(Stored data entries)
^^^^^^^^^^^^^^^^

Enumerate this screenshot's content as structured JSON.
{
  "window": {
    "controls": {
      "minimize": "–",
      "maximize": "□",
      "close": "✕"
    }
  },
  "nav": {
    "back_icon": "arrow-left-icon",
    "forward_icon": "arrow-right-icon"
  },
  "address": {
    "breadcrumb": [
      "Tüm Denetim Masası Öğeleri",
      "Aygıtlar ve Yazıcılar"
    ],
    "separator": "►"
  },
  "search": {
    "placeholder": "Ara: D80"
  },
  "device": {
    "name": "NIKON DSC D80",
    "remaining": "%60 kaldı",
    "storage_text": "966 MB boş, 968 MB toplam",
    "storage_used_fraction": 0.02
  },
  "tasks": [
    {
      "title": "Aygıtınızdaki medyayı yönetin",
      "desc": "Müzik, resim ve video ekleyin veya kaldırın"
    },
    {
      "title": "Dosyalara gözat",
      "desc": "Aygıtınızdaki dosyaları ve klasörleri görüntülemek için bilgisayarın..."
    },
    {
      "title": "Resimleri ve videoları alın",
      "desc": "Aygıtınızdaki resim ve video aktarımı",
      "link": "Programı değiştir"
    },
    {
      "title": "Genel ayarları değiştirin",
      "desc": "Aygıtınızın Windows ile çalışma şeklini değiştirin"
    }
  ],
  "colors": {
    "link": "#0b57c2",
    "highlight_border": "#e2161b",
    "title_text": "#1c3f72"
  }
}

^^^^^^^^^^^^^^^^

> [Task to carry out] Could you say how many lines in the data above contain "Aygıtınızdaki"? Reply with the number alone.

> [Finished task] 3